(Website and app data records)
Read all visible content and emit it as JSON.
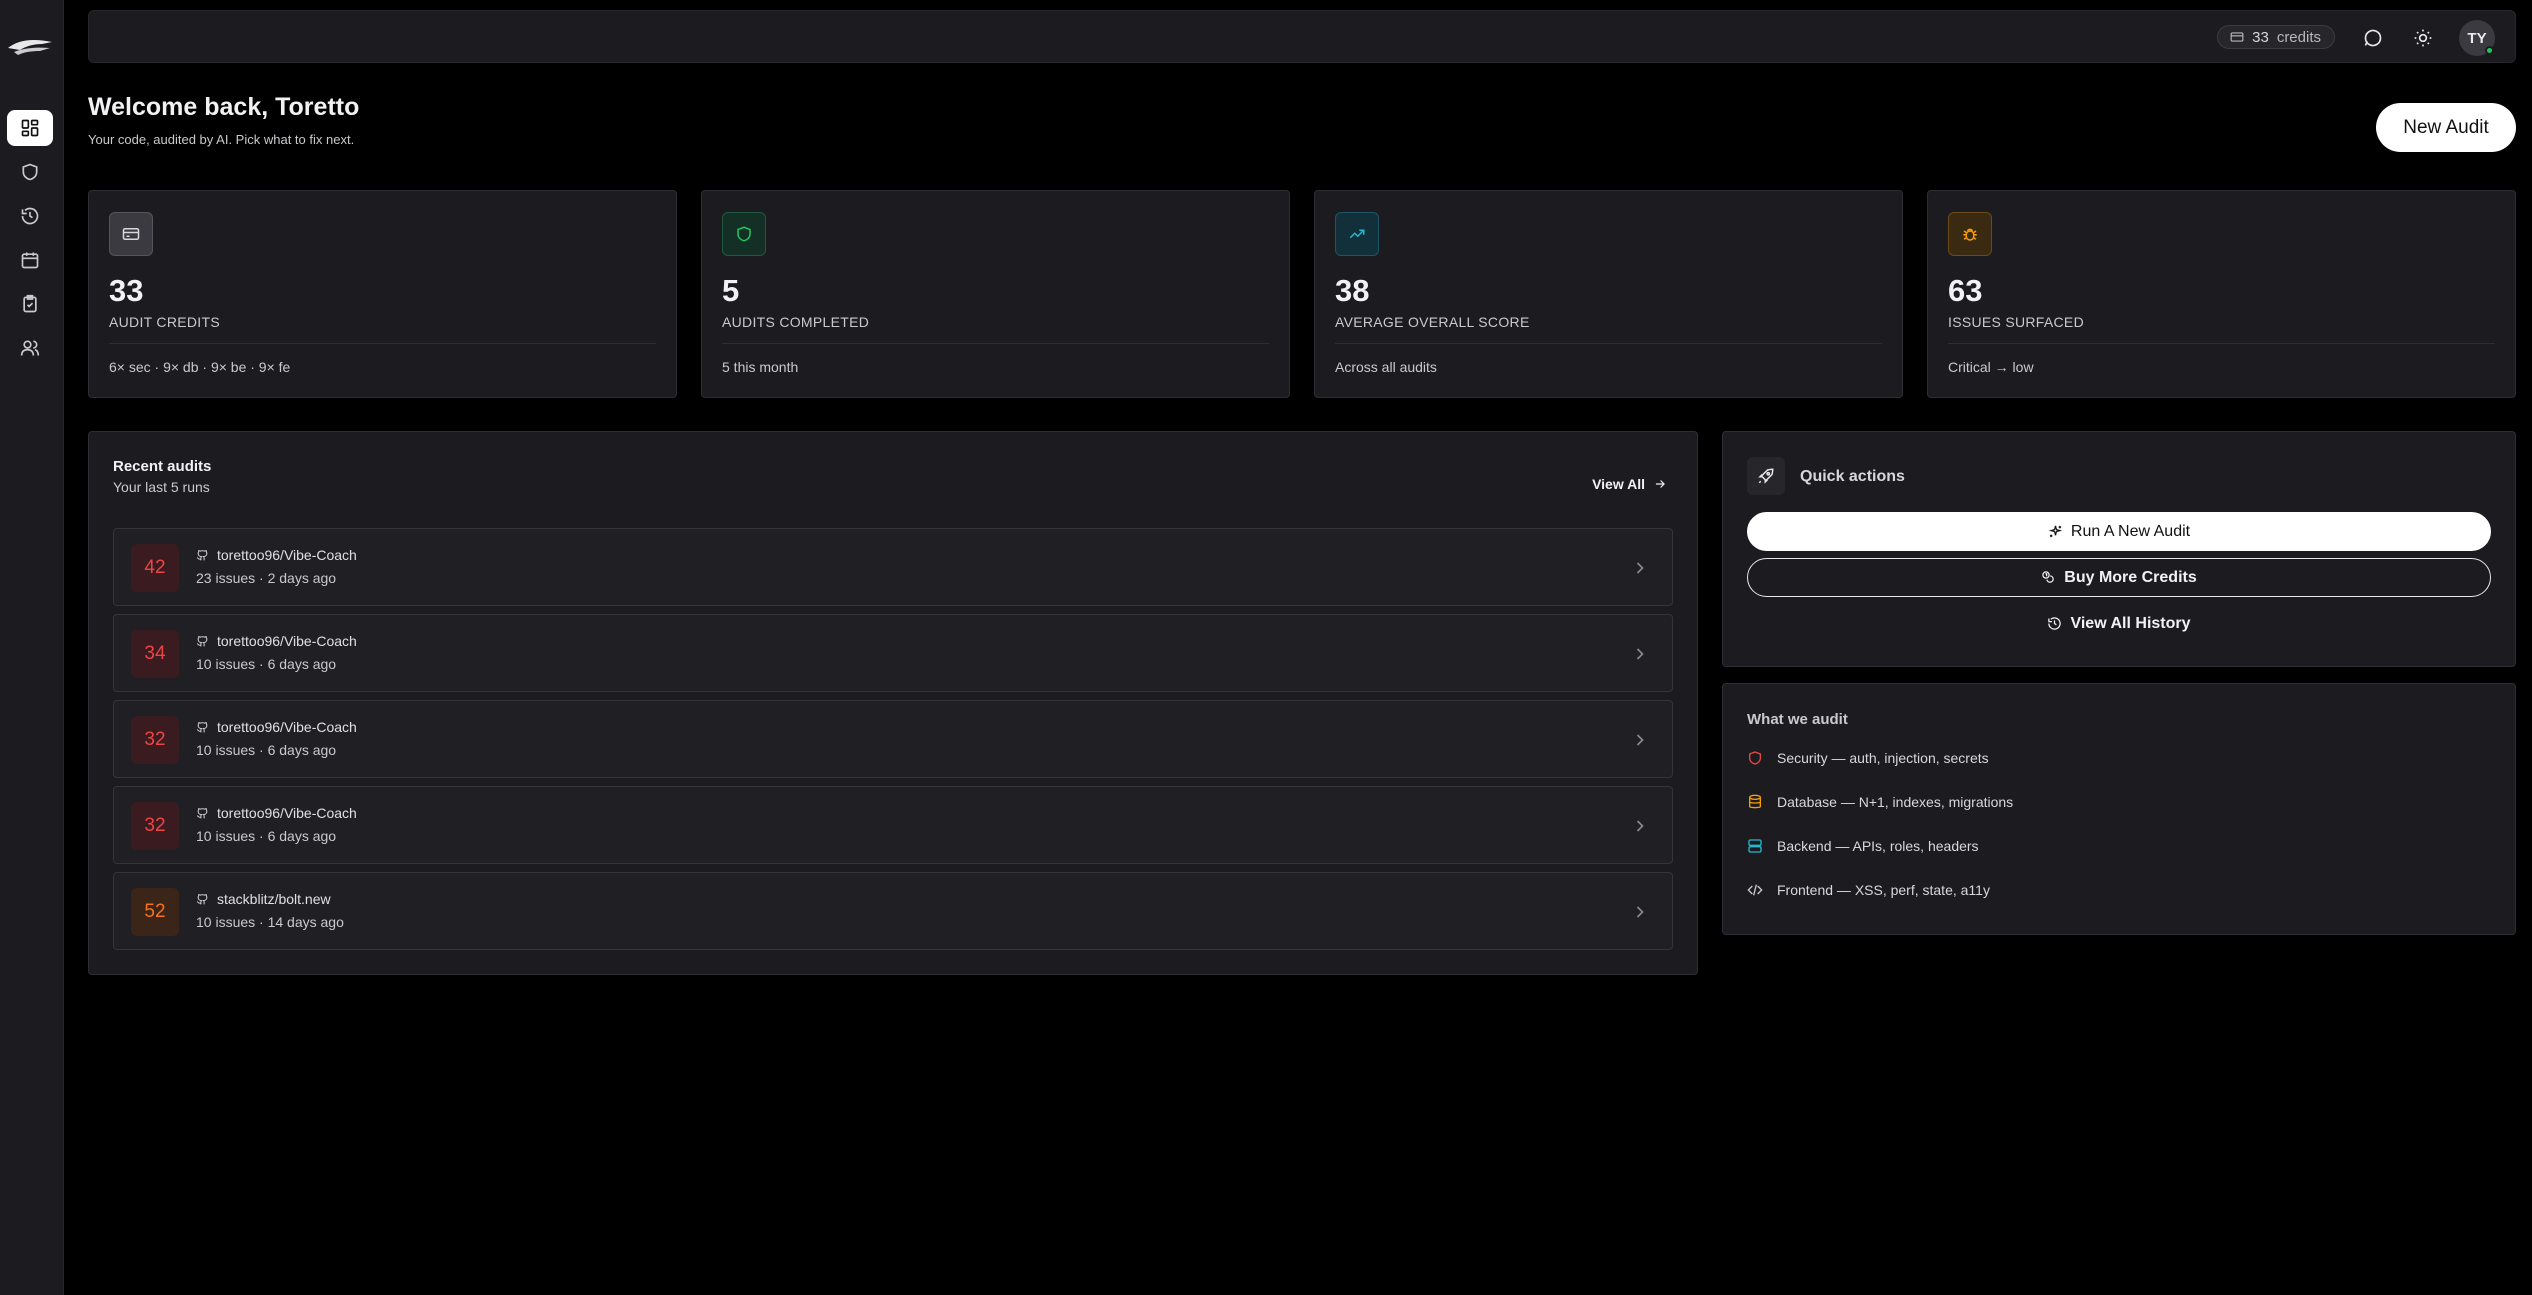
{
  "topbar": {
    "credits_count": "33",
    "credits_label": "credits",
    "avatar_initials": "TY"
  },
  "header": {
    "welcome": "Welcome back, Toretto",
    "subtitle": "Your code, audited by AI. Pick what to fix next.",
    "new_audit_label": "New Audit"
  },
  "stats": [
    {
      "value": "33",
      "label": "AUDIT CREDITS",
      "foot": "6× sec · 9× db · 9× be · 9× fe",
      "icon": "card-icon",
      "color": "#9a9aa0"
    },
    {
      "value": "5",
      "label": "AUDITS COMPLETED",
      "foot": "5 this month",
      "icon": "shield-icon",
      "color": "#22c55e"
    },
    {
      "value": "38",
      "label": "AVERAGE OVERALL SCORE",
      "foot": "Across all audits",
      "icon": "trending-up-icon",
      "color": "#22b8cf"
    },
    {
      "value": "63",
      "label": "ISSUES SURFACED",
      "foot": "Critical → low",
      "icon": "bug-icon",
      "color": "#f59e0b"
    }
  ],
  "recent": {
    "title": "Recent audits",
    "subtitle": "Your last 5 runs",
    "view_all": "View All",
    "rows": [
      {
        "score": "42",
        "repo": "torettoo96/Vibe-Coach",
        "meta": "23 issues · 2 days ago",
        "tone": "red"
      },
      {
        "score": "34",
        "repo": "torettoo96/Vibe-Coach",
        "meta": "10 issues · 6 days ago",
        "tone": "red"
      },
      {
        "score": "32",
        "repo": "torettoo96/Vibe-Coach",
        "meta": "10 issues · 6 days ago",
        "tone": "red"
      },
      {
        "score": "32",
        "repo": "torettoo96/Vibe-Coach",
        "meta": "10 issues · 6 days ago",
        "tone": "red"
      },
      {
        "score": "52",
        "repo": "stackblitz/bolt.new",
        "meta": "10 issues · 14 days ago",
        "tone": "orange"
      }
    ]
  },
  "quick_actions": {
    "title": "Quick actions",
    "run_new": "Run A New Audit",
    "buy_credits": "Buy More Credits",
    "view_history": "View All History"
  },
  "what_we_audit": {
    "title": "What we audit",
    "items": [
      {
        "text": "Security — auth, injection, secrets",
        "icon": "shield-icon",
        "color": "#ef4444"
      },
      {
        "text": "Database — N+1, indexes, migrations",
        "icon": "database-icon",
        "color": "#f59e0b"
      },
      {
        "text": "Backend — APIs, roles, headers",
        "icon": "server-icon",
        "color": "#22b8cf"
      },
      {
        "text": "Frontend — XSS, perf, state, a11y",
        "icon": "code-icon",
        "color": "#c9c9ce"
      }
    ]
  }
}
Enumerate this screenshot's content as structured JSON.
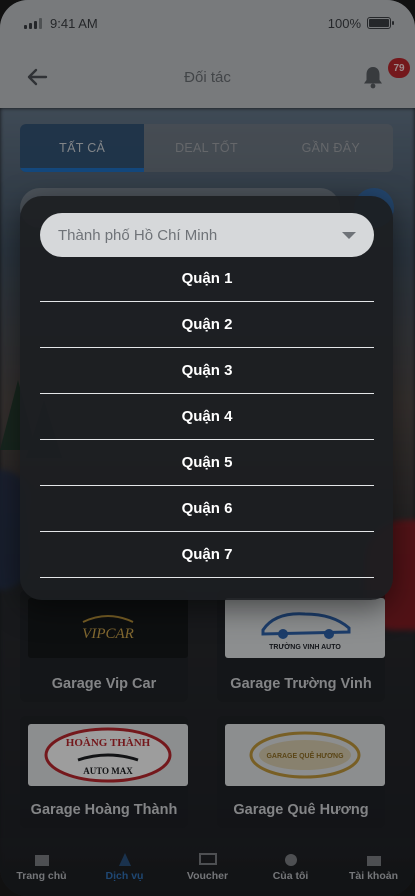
{
  "status_bar": {
    "time": "9:41 AM",
    "battery": "100%"
  },
  "header": {
    "title": "Đối tác",
    "notification_count": "79"
  },
  "tabs": [
    {
      "label": "TẤT CẢ",
      "active": true
    },
    {
      "label": "DEAL TỐT",
      "active": false
    },
    {
      "label": "GẦN ĐÂY",
      "active": false
    }
  ],
  "garages": [
    {
      "name": "Garage Vip Car",
      "logo_text": "VIPCAR"
    },
    {
      "name": "Garage Trường Vinh",
      "logo_text": "TRƯỜNG VINH AUTO"
    },
    {
      "name": "Garage Hoàng Thành",
      "logo_text": "HOÀNG THÀNH",
      "logo_subtext": "AUTO MAX"
    },
    {
      "name": "Garage Quê Hương",
      "logo_text": "GARAGE QUÊ HƯƠNG"
    }
  ],
  "bottom_nav": [
    {
      "label": "Trang chủ",
      "active": false
    },
    {
      "label": "Dịch vụ",
      "active": true
    },
    {
      "label": "Voucher",
      "active": false
    },
    {
      "label": "Của tôi",
      "active": false
    },
    {
      "label": "Tài khoản",
      "active": false
    }
  ],
  "dropdown": {
    "selected_city": "Thành phố Hồ Chí Minh",
    "districts": [
      "Quận 1",
      "Quận 2",
      "Quận 3",
      "Quận 4",
      "Quận 5",
      "Quận 6",
      "Quận 7"
    ]
  },
  "colors": {
    "accent": "#1f6fc0",
    "badge": "#b3262c",
    "panel": "#1c1e21"
  }
}
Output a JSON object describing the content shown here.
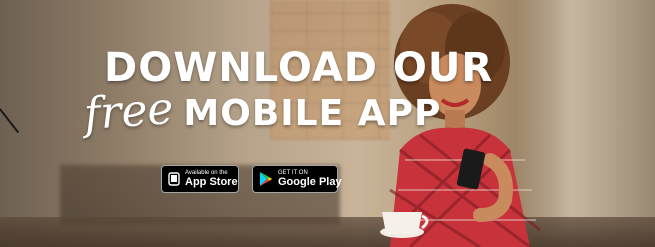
{
  "headline": {
    "line1": "DOWNLOAD OUR",
    "line2_script": "free",
    "line2_bold": "MOBILE APP"
  },
  "badges": {
    "apple": {
      "small": "Available on the",
      "big": "App Store",
      "icon": "apple-icon"
    },
    "google": {
      "small": "GET IT ON",
      "big": "Google Play",
      "icon": "google-play-icon"
    }
  },
  "colors": {
    "headline_text": "#ffffff",
    "badge_background": "#000000",
    "shirt_red": "#c8323a",
    "hair_brown": "#6a3f22"
  }
}
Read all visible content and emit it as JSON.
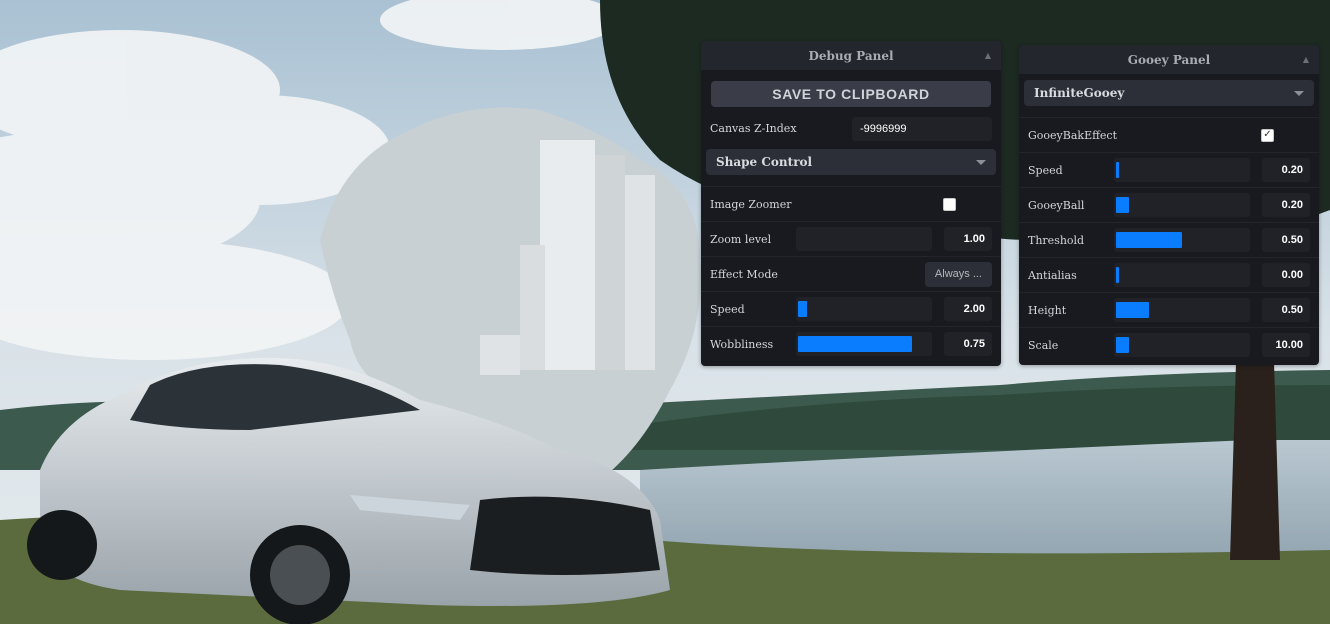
{
  "colors": {
    "panel_bg": "#181a1f",
    "panel_header": "#24262d",
    "accent": "#0a7dff"
  },
  "scene": {
    "description_icon": "car-photo-background"
  },
  "debug_panel": {
    "title": "Debug Panel",
    "save_button": "SAVE TO CLIPBOARD",
    "canvas_z_index": {
      "label": "Canvas Z-Index",
      "value": "-9996999"
    },
    "shape_control": {
      "label": "Shape Control"
    },
    "image_zoomer": {
      "label": "Image Zoomer",
      "checked": false
    },
    "zoom_level": {
      "label": "Zoom level",
      "value": "1.00",
      "fraction": 0.0
    },
    "effect_mode": {
      "label": "Effect Mode",
      "value": "Always ..."
    },
    "speed": {
      "label": "Speed",
      "value": "2.00",
      "fraction": 0.07
    },
    "wobbliness": {
      "label": "Wobbliness",
      "value": "0.75",
      "fraction": 0.86
    }
  },
  "gooey_panel": {
    "title": "Gooey Panel",
    "preset": {
      "label": "InfiniteGooey"
    },
    "bak_effect": {
      "label": "GooeyBakEffect",
      "checked": true
    },
    "speed": {
      "label": "Speed",
      "value": "0.20",
      "fraction": 0.02
    },
    "gooey_ball": {
      "label": "GooeyBall",
      "value": "0.20",
      "fraction": 0.1
    },
    "threshold": {
      "label": "Threshold",
      "value": "0.50",
      "fraction": 0.5
    },
    "antialias": {
      "label": "Antialias",
      "value": "0.00",
      "fraction": 0.0
    },
    "height": {
      "label": "Height",
      "value": "0.50",
      "fraction": 0.25
    },
    "scale": {
      "label": "Scale",
      "value": "10.00",
      "fraction": 0.1
    }
  }
}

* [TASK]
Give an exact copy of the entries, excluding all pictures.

* [EXERCISE RESPONSE]
Read all visible content and emit it as JSON.
{
  "topbar": {
    "credits_count": "33",
    "credits_label": "credits",
    "avatar_initials": "TY"
  },
  "header": {
    "welcome": "Welcome back, Toretto",
    "subtitle": "Your code, audited by AI. Pick what to fix next.",
    "new_audit_label": "New Audit"
  },
  "stats": [
    {
      "value": "33",
      "label": "AUDIT CREDITS",
      "foot": "6× sec · 9× db · 9× be · 9× fe",
      "icon": "card-icon",
      "color": "#9a9aa0"
    },
    {
      "value": "5",
      "label": "AUDITS COMPLETED",
      "foot": "5 this month",
      "icon": "shield-icon",
      "color": "#22c55e"
    },
    {
      "value": "38",
      "label": "AVERAGE OVERALL SCORE",
      "foot": "Across all audits",
      "icon": "trending-up-icon",
      "color": "#22b8cf"
    },
    {
      "value": "63",
      "label": "ISSUES SURFACED",
      "foot": "Critical → low",
      "icon": "bug-icon",
      "color": "#f59e0b"
    }
  ],
  "recent": {
    "title": "Recent audits",
    "subtitle": "Your last 5 runs",
    "view_all": "View All",
    "rows": [
      {
        "score": "42",
        "repo": "torettoo96/Vibe-Coach",
        "meta": "23 issues · 2 days ago",
        "tone": "red"
      },
      {
        "score": "34",
        "repo": "torettoo96/Vibe-Coach",
        "meta": "10 issues · 6 days ago",
        "tone": "red"
      },
      {
        "score": "32",
        "repo": "torettoo96/Vibe-Coach",
        "meta": "10 issues · 6 days ago",
        "tone": "red"
      },
      {
        "score": "32",
        "repo": "torettoo96/Vibe-Coach",
        "meta": "10 issues · 6 days ago",
        "tone": "red"
      },
      {
        "score": "52",
        "repo": "stackblitz/bolt.new",
        "meta": "10 issues · 14 days ago",
        "tone": "orange"
      }
    ]
  },
  "quick_actions": {
    "title": "Quick actions",
    "run_new": "Run A New Audit",
    "buy_credits": "Buy More Credits",
    "view_history": "View All History"
  },
  "what_we_audit": {
    "title": "What we audit",
    "items": [
      {
        "text": "Security — auth, injection, secrets",
        "icon": "shield-icon",
        "color": "#ef4444"
      },
      {
        "text": "Database — N+1, indexes, migrations",
        "icon": "database-icon",
        "color": "#f59e0b"
      },
      {
        "text": "Backend — APIs, roles, headers",
        "icon": "server-icon",
        "color": "#22b8cf"
      },
      {
        "text": "Frontend — XSS, perf, state, a11y",
        "icon": "code-icon",
        "color": "#c9c9ce"
      }
    ]
  }
}
Enumerate this screenshot's content as structured JSON.
{
  "status_bar": {
    "time": "9:41 AM",
    "battery": "100%"
  },
  "header": {
    "title": "Đối tác",
    "notification_count": "79"
  },
  "tabs": [
    {
      "label": "TẤT CẢ",
      "active": true
    },
    {
      "label": "DEAL TỐT",
      "active": false
    },
    {
      "label": "GẦN ĐÂY",
      "active": false
    }
  ],
  "garages": [
    {
      "name": "Garage Vip Car",
      "logo_text": "VIPCAR"
    },
    {
      "name": "Garage Trường Vinh",
      "logo_text": "TRƯỜNG VINH AUTO"
    },
    {
      "name": "Garage Hoàng Thành",
      "logo_text": "HOÀNG THÀNH",
      "logo_subtext": "AUTO MAX"
    },
    {
      "name": "Garage Quê Hương",
      "logo_text": "GARAGE QUÊ HƯƠNG"
    }
  ],
  "bottom_nav": [
    {
      "label": "Trang chủ",
      "active": false
    },
    {
      "label": "Dịch vụ",
      "active": true
    },
    {
      "label": "Voucher",
      "active": false
    },
    {
      "label": "Của tôi",
      "active": false
    },
    {
      "label": "Tài khoản",
      "active": false
    }
  ],
  "dropdown": {
    "selected_city": "Thành phố Hồ Chí Minh",
    "districts": [
      "Quận 1",
      "Quận 2",
      "Quận 3",
      "Quận 4",
      "Quận 5",
      "Quận 6",
      "Quận 7"
    ]
  },
  "colors": {
    "accent": "#1f6fc0",
    "badge": "#b3262c",
    "panel": "#1c1e21"
  }
}
Output a JSON object describing the content shown here.
{
  "headline": {
    "line1": "DOWNLOAD OUR",
    "line2_script": "free",
    "line2_bold": "MOBILE APP"
  },
  "badges": {
    "apple": {
      "small": "Available on the",
      "big": "App Store",
      "icon": "apple-icon"
    },
    "google": {
      "small": "GET IT ON",
      "big": "Google Play",
      "icon": "google-play-icon"
    }
  },
  "colors": {
    "headline_text": "#ffffff",
    "badge_background": "#000000",
    "shirt_red": "#c8323a",
    "hair_brown": "#6a3f22"
  }
}
Read all visible content and emit it as JSON.
{
  "colors": {
    "panel_bg": "#181a1f",
    "panel_header": "#24262d",
    "accent": "#0a7dff"
  },
  "scene": {
    "description_icon": "car-photo-background"
  },
  "debug_panel": {
    "title": "Debug Panel",
    "save_button": "SAVE TO CLIPBOARD",
    "canvas_z_index": {
      "label": "Canvas Z-Index",
      "value": "-9996999"
    },
    "shape_control": {
      "label": "Shape Control"
    },
    "image_zoomer": {
      "label": "Image Zoomer",
      "checked": false
    },
    "zoom_level": {
      "label": "Zoom level",
      "value": "1.00",
      "fraction": 0.0
    },
    "effect_mode": {
      "label": "Effect Mode",
      "value": "Always ..."
    },
    "speed": {
      "label": "Speed",
      "value": "2.00",
      "fraction": 0.07
    },
    "wobbliness": {
      "label": "Wobbliness",
      "value": "0.75",
      "fraction": 0.86
    }
  },
  "gooey_panel": {
    "title": "Gooey Panel",
    "preset": {
      "label": "InfiniteGooey"
    },
    "bak_effect": {
      "label": "GooeyBakEffect",
      "checked": true
    },
    "speed": {
      "label": "Speed",
      "value": "0.20",
      "fraction": 0.02
    },
    "gooey_ball": {
      "label": "GooeyBall",
      "value": "0.20",
      "fraction": 0.1
    },
    "threshold": {
      "label": "Threshold",
      "value": "0.50",
      "fraction": 0.5
    },
    "antialias": {
      "label": "Antialias",
      "value": "0.00",
      "fraction": 0.0
    },
    "height": {
      "label": "Height",
      "value": "0.50",
      "fraction": 0.25
    },
    "scale": {
      "label": "Scale",
      "value": "10.00",
      "fraction": 0.1
    }
  }
}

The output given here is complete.